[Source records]

== Segment start ==

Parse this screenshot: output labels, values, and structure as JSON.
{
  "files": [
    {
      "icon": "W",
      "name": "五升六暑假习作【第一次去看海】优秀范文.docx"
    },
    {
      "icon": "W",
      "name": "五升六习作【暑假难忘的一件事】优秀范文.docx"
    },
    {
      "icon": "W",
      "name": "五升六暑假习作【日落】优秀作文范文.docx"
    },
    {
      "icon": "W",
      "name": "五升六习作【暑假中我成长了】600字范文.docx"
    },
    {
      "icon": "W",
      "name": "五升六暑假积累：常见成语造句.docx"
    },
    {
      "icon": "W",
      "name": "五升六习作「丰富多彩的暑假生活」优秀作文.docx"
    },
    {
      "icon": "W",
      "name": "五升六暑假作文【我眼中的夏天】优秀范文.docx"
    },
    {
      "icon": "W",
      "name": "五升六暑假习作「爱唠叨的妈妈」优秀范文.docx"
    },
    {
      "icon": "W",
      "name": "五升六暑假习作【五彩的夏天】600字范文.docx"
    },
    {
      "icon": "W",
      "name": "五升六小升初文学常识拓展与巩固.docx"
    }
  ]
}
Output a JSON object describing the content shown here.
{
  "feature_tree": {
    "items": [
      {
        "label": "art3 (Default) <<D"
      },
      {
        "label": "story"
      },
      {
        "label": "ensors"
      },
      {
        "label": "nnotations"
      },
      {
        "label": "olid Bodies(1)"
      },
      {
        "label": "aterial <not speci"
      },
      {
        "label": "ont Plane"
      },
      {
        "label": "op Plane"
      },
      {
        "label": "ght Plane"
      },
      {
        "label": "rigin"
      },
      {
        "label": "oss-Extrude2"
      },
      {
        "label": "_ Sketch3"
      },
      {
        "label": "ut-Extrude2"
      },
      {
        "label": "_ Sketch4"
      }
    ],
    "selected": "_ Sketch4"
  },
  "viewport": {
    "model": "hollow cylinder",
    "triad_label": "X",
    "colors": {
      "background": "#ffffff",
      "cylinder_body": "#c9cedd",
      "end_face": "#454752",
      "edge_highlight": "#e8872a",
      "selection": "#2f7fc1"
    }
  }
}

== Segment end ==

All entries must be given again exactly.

Parse this screenshot: output labels, values, and structure as JSON.
{
  "files": [
    {
      "icon": "W",
      "name": "五升六暑假习作【第一次去看海】优秀范文.docx"
    },
    {
      "icon": "W",
      "name": "五升六习作【暑假难忘的一件事】优秀范文.docx"
    },
    {
      "icon": "W",
      "name": "五升六暑假习作【日落】优秀作文范文.docx"
    },
    {
      "icon": "W",
      "name": "五升六习作【暑假中我成长了】600字范文.docx"
    },
    {
      "icon": "W",
      "name": "五升六暑假积累：常见成语造句.docx"
    },
    {
      "icon": "W",
      "name": "五升六习作「丰富多彩的暑假生活」优秀作文.docx"
    },
    {
      "icon": "W",
      "name": "五升六暑假作文【我眼中的夏天】优秀范文.docx"
    },
    {
      "icon": "W",
      "name": "五升六暑假习作「爱唠叨的妈妈」优秀范文.docx"
    },
    {
      "icon": "W",
      "name": "五升六暑假习作【五彩的夏天】600字范文.docx"
    },
    {
      "icon": "W",
      "name": "五升六小升初文学常识拓展与巩固.docx"
    }
  ]
}
Output a JSON object describing the content shown here.
{
  "feature_tree": {
    "items": [
      {
        "label": "art3 (Default) <<D"
      },
      {
        "label": "story"
      },
      {
        "label": "ensors"
      },
      {
        "label": "nnotations"
      },
      {
        "label": "olid Bodies(1)"
      },
      {
        "label": "aterial <not speci"
      },
      {
        "label": "ont Plane"
      },
      {
        "label": "op Plane"
      },
      {
        "label": "ght Plane"
      },
      {
        "label": "rigin"
      },
      {
        "label": "oss-Extrude2"
      },
      {
        "label": "_ Sketch3"
      },
      {
        "label": "ut-Extrude2"
      },
      {
        "label": "_ Sketch4"
      }
    ],
    "selected": "_ Sketch4"
  },
  "viewport": {
    "model": "hollow cylinder",
    "triad_label": "X",
    "colors": {
      "background": "#ffffff",
      "cylinder_body": "#c9cedd",
      "end_face": "#454752",
      "edge_highlight": "#e8872a",
      "selection": "#2f7fc1"
    }
  }
}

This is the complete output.